An article by Dana Hull for the Mercury News begins with the observation: “Fremont solar maker Solyndra has a short but stormy history.” In fact, it is a history of substantial investments of venture capital and government assistance which nonetheless has resulted in a company which has not reached the point of meeting industry averages for cost per watt. According to Hull:
The solar industry is driven by metrics like "manufacturing cost per watt" and "cost per installed watt," which includes other factors such as the price of inverters, mounting hardware and permitting fees.
Many low-cost Chinese manufacturers, which benefit from massive government support, are manufacturing at costs in the $1.10 to $1.20 a watt range. Thin-film leader First Solar, based in Tempe, Ariz., manufactures at 75 cents a watt and aims to be at 53 cents a watt by 2014. Solyndra says its current manufacturing costs are about $3 per watt..

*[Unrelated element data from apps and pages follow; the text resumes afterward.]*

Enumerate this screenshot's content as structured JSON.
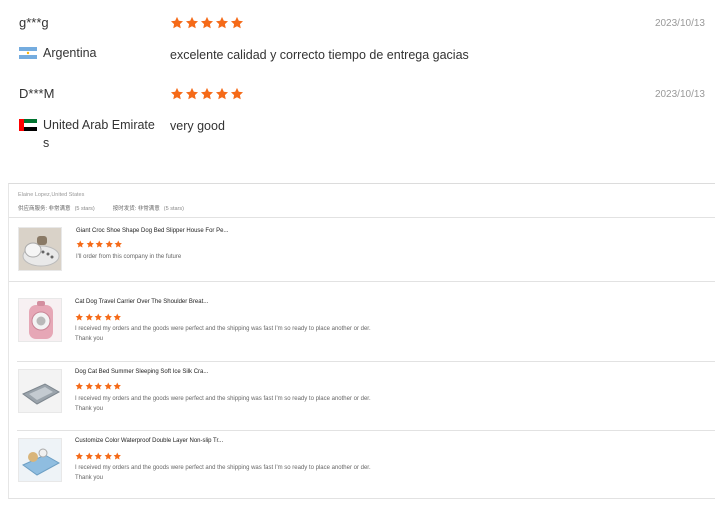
{
  "reviews": [
    {
      "name": "g***g",
      "date": "2023/10/13",
      "country": "Argentina",
      "flag": "argentina-flag",
      "text": "excelente calidad y correcto tiempo de entrega gacias",
      "rating": 5
    },
    {
      "name": "D***M",
      "date": "2023/10/13",
      "country": "United Arab Emirates",
      "flag": "uae-flag",
      "text": "very good",
      "rating": 5
    }
  ],
  "store_review": {
    "reviewer": "Elaine Lopez,United States",
    "supplier_label": "供应商服务: 非常满意",
    "supplier_stars": "(5 stars)",
    "delivery_label": "按时发货: 非常满意",
    "delivery_stars": "(5 stars)",
    "products": [
      {
        "title": "Giant Croc Shoe Shape Dog Bed Slipper House For Pe...",
        "comment": "I'll order from this company in the future",
        "rating": 5,
        "thumb": "croc-shoe-bed-thumbnail"
      }
    ]
  },
  "order_review": {
    "products": [
      {
        "title": "Cat Dog Travel Carrier Over The Shoulder Breat...",
        "comment": "I received my orders and the goods were perfect and the shipping was fast I'm so ready to place another or der. Thank you",
        "rating": 5,
        "thumb": "pink-carrier-thumbnail"
      },
      {
        "title": "Dog Cat Bed Summer Sleeping Soft Ice Silk Cra...",
        "comment": "I received my orders and the goods were perfect and the shipping was fast I'm so ready to place another or der. Thank you",
        "rating": 5,
        "thumb": "grey-bed-thumbnail"
      },
      {
        "title": "Customize Color Waterproof Double Layer Non-slip Tr...",
        "comment": "I received my orders and the goods were perfect and the shipping was fast I'm so ready to place another or der. Thank you",
        "rating": 5,
        "thumb": "blue-mat-thumbnail"
      }
    ]
  },
  "colors": {
    "star": "#f56a18",
    "date": "#999999"
  }
}
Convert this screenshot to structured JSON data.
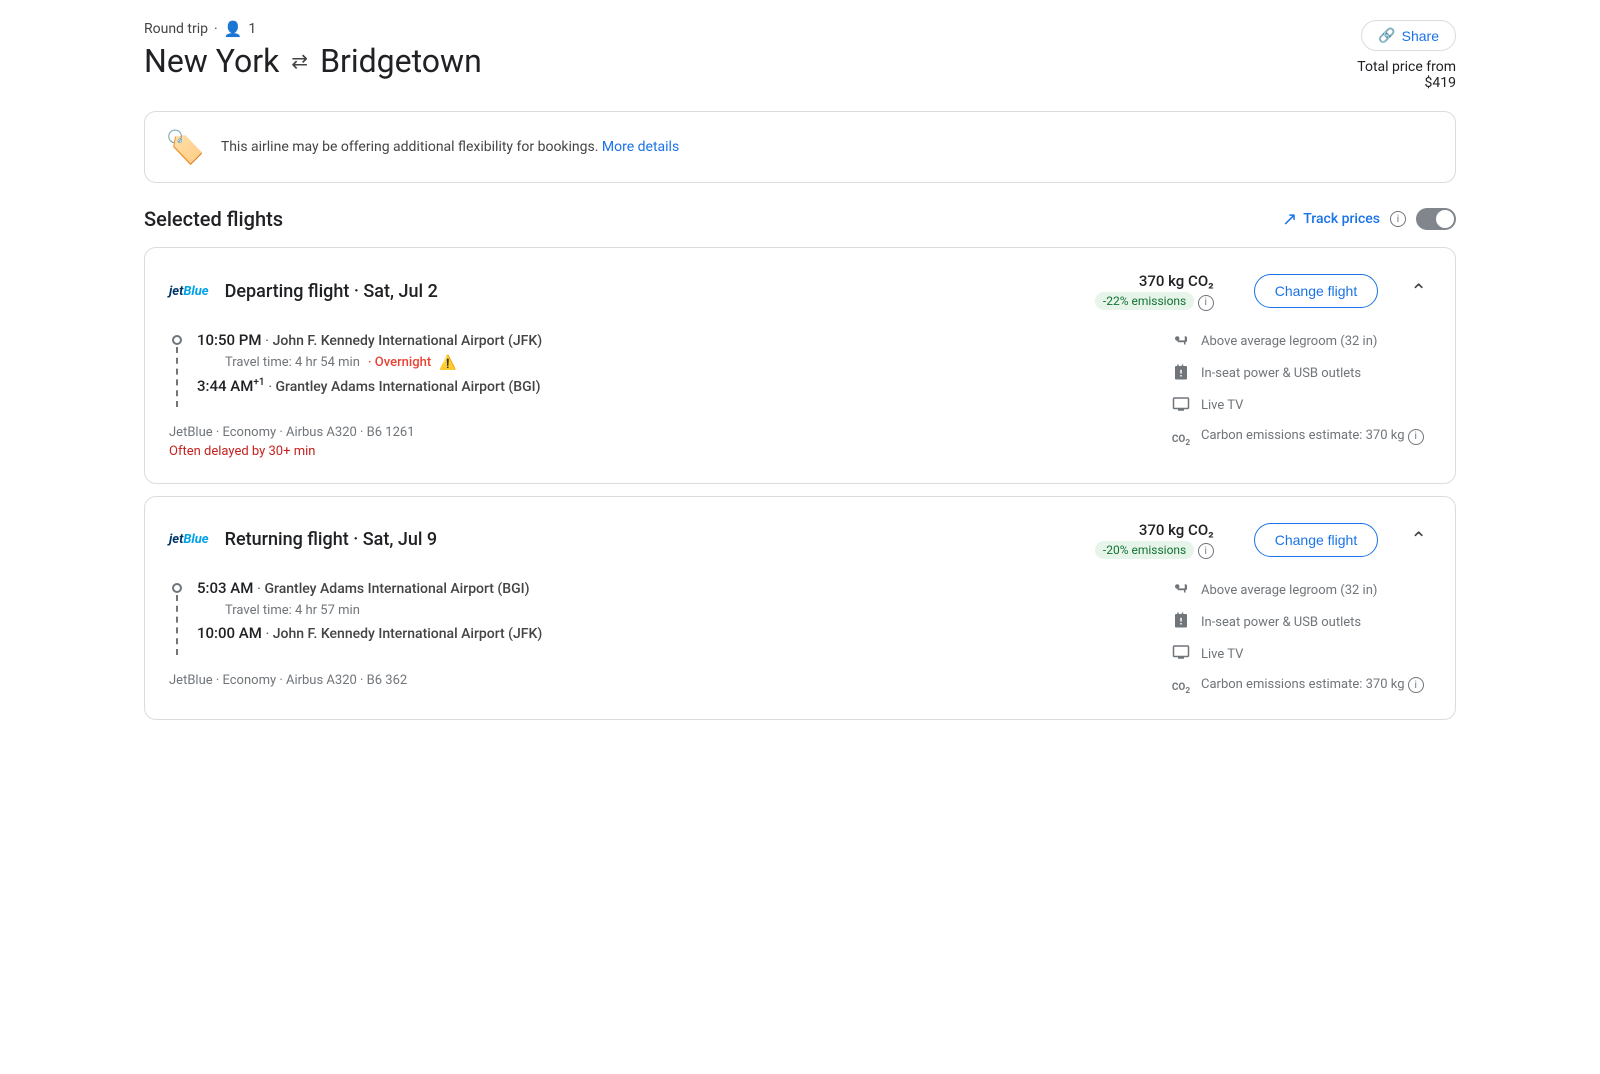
{
  "header": {
    "share_label": "Share",
    "trip_type": "Round trip",
    "passengers": "1",
    "origin": "New York",
    "destination": "Bridgetown",
    "price_label": "Total price from",
    "price": "$419",
    "arrow": "⇄"
  },
  "banner": {
    "text": "This airline may be offering additional flexibility for bookings.",
    "link_text": "More details"
  },
  "selected_flights": {
    "title": "Selected flights",
    "track_prices_label": "Track prices"
  },
  "flights": [
    {
      "airline_logo": "jetBlue",
      "flight_type": "Departing flight",
      "date": "Sat, Jul 2",
      "emissions_kg": "370 kg CO₂",
      "emissions_badge": "-22% emissions",
      "change_label": "Change flight",
      "departure_time": "10:50 PM",
      "departure_airport": "John F. Kennedy International Airport (JFK)",
      "travel_time": "Travel time: 4 hr 54 min",
      "overnight": "Overnight",
      "arrival_time": "3:44 AM",
      "arrival_superscript": "+1",
      "arrival_airport": "Grantley Adams International Airport (BGI)",
      "flight_meta": "JetBlue · Economy · Airbus A320 · B6 1261",
      "delay_warning": "Often delayed by 30+ min",
      "amenities": [
        {
          "icon": "seat",
          "text": "Above average legroom (32 in)"
        },
        {
          "icon": "power",
          "text": "In-seat power & USB outlets"
        },
        {
          "icon": "tv",
          "text": "Live TV"
        },
        {
          "icon": "co2",
          "text": "Carbon emissions estimate: 370 kg"
        }
      ]
    },
    {
      "airline_logo": "jetBlue",
      "flight_type": "Returning flight",
      "date": "Sat, Jul 9",
      "emissions_kg": "370 kg CO₂",
      "emissions_badge": "-20% emissions",
      "change_label": "Change flight",
      "departure_time": "5:03 AM",
      "departure_airport": "Grantley Adams International Airport (BGI)",
      "travel_time": "Travel time: 4 hr 57 min",
      "overnight": null,
      "arrival_time": "10:00 AM",
      "arrival_superscript": "",
      "arrival_airport": "John F. Kennedy International Airport (JFK)",
      "flight_meta": "JetBlue · Economy · Airbus A320 · B6 362",
      "delay_warning": null,
      "amenities": [
        {
          "icon": "seat",
          "text": "Above average legroom (32 in)"
        },
        {
          "icon": "power",
          "text": "In-seat power & USB outlets"
        },
        {
          "icon": "tv",
          "text": "Live TV"
        },
        {
          "icon": "co2",
          "text": "Carbon emissions estimate: 370 kg"
        }
      ]
    }
  ]
}
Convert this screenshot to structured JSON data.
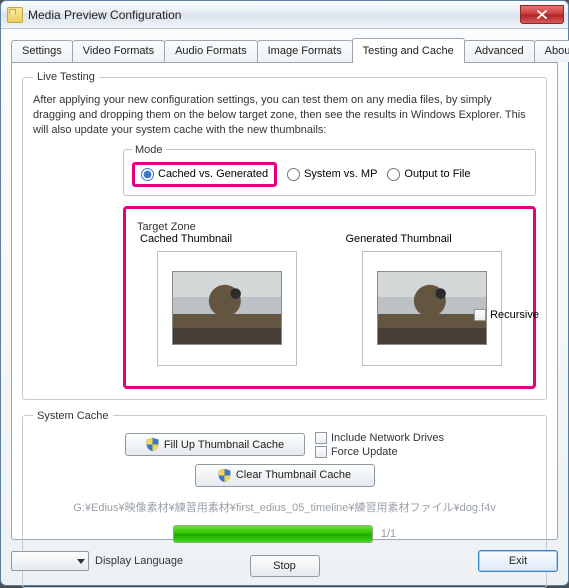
{
  "window": {
    "title": "Media Preview Configuration"
  },
  "tabs": [
    "Settings",
    "Video Formats",
    "Audio Formats",
    "Image Formats",
    "Testing and Cache",
    "Advanced",
    "About..."
  ],
  "active_tab_index": 4,
  "live_testing": {
    "legend": "Live Testing",
    "description": "After applying your new configuration settings, you can test them on any media files, by simply dragging and dropping them on the below target zone, then see the results in Windows Explorer. This will also update your system cache with the new thumbnails:",
    "mode": {
      "legend": "Mode",
      "options": [
        {
          "label": "Cached vs. Generated",
          "checked": true,
          "highlight": true
        },
        {
          "label": "System vs. MP",
          "checked": false,
          "highlight": false
        },
        {
          "label": "Output to File",
          "checked": false,
          "highlight": false
        }
      ]
    },
    "target_zone": {
      "legend": "Target Zone",
      "cached_label": "Cached Thumbnail",
      "generated_label": "Generated Thumbnail"
    },
    "recursive_label": "Recursive",
    "recursive_checked": false
  },
  "system_cache": {
    "legend": "System Cache",
    "fill_label": "Fill Up Thumbnail Cache",
    "clear_label": "Clear Thumbnail Cache",
    "include_network_label": "Include Network Drives",
    "include_network_checked": false,
    "force_update_label": "Force Update",
    "force_update_checked": false,
    "path_text": "G:¥Edius¥映像素材¥練習用素材¥first_edius_05_timeline¥練習用素材ファイル¥dog.f4v",
    "progress_value": 100,
    "progress_count": "1/1",
    "stop_label": "Stop"
  },
  "bottom": {
    "display_language_label": "Display Language",
    "exit_label": "Exit"
  }
}
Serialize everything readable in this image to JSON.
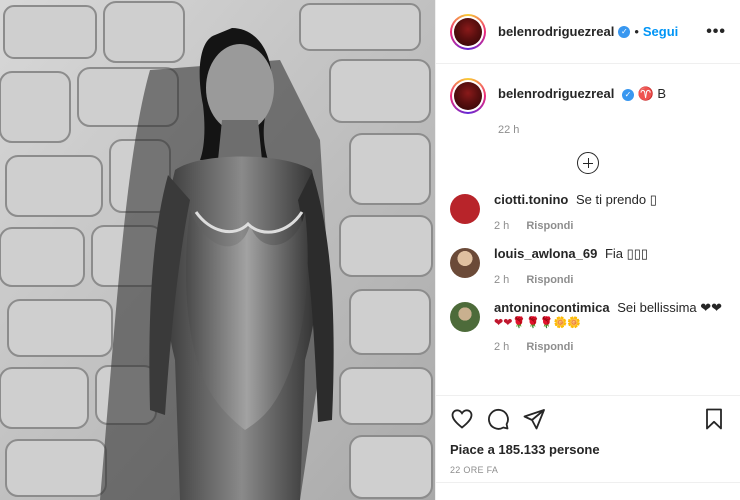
{
  "header": {
    "username": "belenrodriguezreal",
    "follow_label": "Segui",
    "more_label": "•••"
  },
  "caption": {
    "username": "belenrodriguezreal",
    "text": "♈ B",
    "time": "22 h"
  },
  "comments": [
    {
      "username": "ciotti.tonino",
      "text": "Se ti prendo ▯",
      "time": "2 h",
      "reply": "Rispondi",
      "avatar_color": "#b8242a"
    },
    {
      "username": "louis_awlona_69",
      "text": "Fia ▯▯▯",
      "time": "2 h",
      "reply": "Rispondi",
      "avatar_color": "#6b4a38"
    },
    {
      "username": "antoninocontimica",
      "text": "Sei bellissima ❤❤",
      "extra": "❤❤🌹🌹🌹🌼🌼",
      "time": "2 h",
      "reply": "Rispondi",
      "avatar_color": "#4d6b3a"
    }
  ],
  "actions": {
    "likes": "Piace a 185.133 persone",
    "posted": "22 ORE FA"
  },
  "colors": {
    "accent": "#0095f6",
    "verified": "#3897f0",
    "muted": "#8e8e8e"
  }
}
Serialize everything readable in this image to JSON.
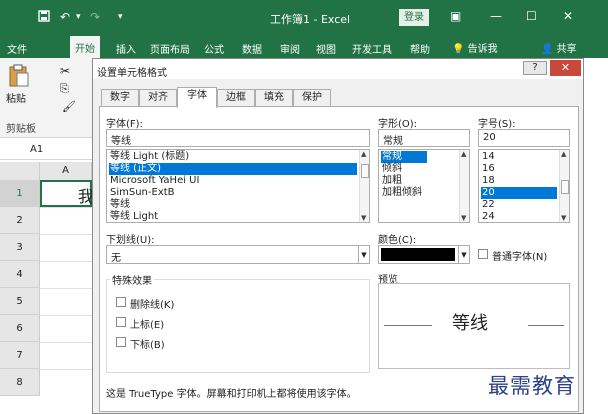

"Our manufacturing cost per watt is coming down every quarter," [Solyndra CEO Brian] Harrison said. "By the end of 2012 we should be at the $1.30 to $1.40 per watt range, or $2 a watt if you include installation."
But even if Solyndra hits that goal, analysts such as Jeff Bencik of Kaufman Brothers warn that competitors are similarly racing to drive down their costs -- and have a head start.
"It's a moving hurdle," Bencik said. "It will be really difficult for Solyndra to match (other manufacturers' costs) at this point. I'm not saying they can't do it, but I haven't seen it."
With a billion dollars of venture capital, and a $535 million loan guarantee from the federal government, Obama’s handpicked example of the dynamism of green energy and the success of the Recovery Act is lagging behind its Chinese competitors in terms profitability. And the prospects for a substantial number of new jobs at Solyndra has also been put on hold.
At the very moment that Obama praised the company to the skies last year, there were already reasons to worry that Solyndra’s prospects could be less than stellar. As Carl Franzen wrote last May in an article for PoliticsDaily.com:
But while the President's remarks were intended to inspire confidence in the U.S. alternative energy sector and reinforce the economic benefits of "green jobs" as the country climbs out of recession, it instead generated another, less favorable story line:
"Construction workers at the Solyndra Plant in Fremont will be spending the day at home Wednesday without pay as President Obama visits the company to praise its work on solar panels," reported local news channel KRON 4 (via Real Clear Politics).
What's more, Solyandra, a five-year-old company, has faced dire financial straights and had just recently undergone an audit, according to BNet.
In fact, the company was benefiting from a $535 million loan in 2009 from the Department of Energy. As CNet reported in March 2009:
For Solyndra, the loan will partially finance construction of a second factory in California. The 4-year-old company, based in Fremont, Calif., has designed cylinder-shaped solar cells that are assembled onto arrays for the flat roofs of corporate and industrial buildings. ...
The money for Solyndra was appropriated in the Energy Act of 2005. On taking office, [Energy Secretary Steven] Chu made dispersing existing and newly available loans a high priority, and created a process specifically for evaluating and expediting them. With the passage of the massive government stimulus package earlier this year, the federal energy agency has billions of dollars available for loans, for which a number of green-tech companies have applied.
According to the U.S. Department of Energy, the assistance to Solyndra came in the form of “a loan guarantee under the Recovery Act and Title XVII of the Energy Policy Act of 2005.” In other words, even the current administration must grudgingly admit that the $535 million while flowed to Solyndra came about through a fusion of efforts during both the Bush and Obama administrations to keep “alternative energy” development afloat. Obama’s Recovery Act may have provided the specific funding for Solyndra, but in this circumstance it rested on earlier efforts to prop up “alternative energy” which were thus far failing to prove themselves profitable in a free market economy.
In other words, the Energy Policy Act and the Recovery Act were less economic decisions than they were political; the political expediency of aiding unprofitable — but “politically correct” — green power trumped market place realities. Whatever the long-term prospects of Solyndra and other alternative energy-related companies, the whole succession of bailouts and subsidies which have become the favorite unconstitutional pastime of both major political parties reigning in Washington, D.C. continue to drain away our nation’s wealth even as they distort the proper functioning of a free market.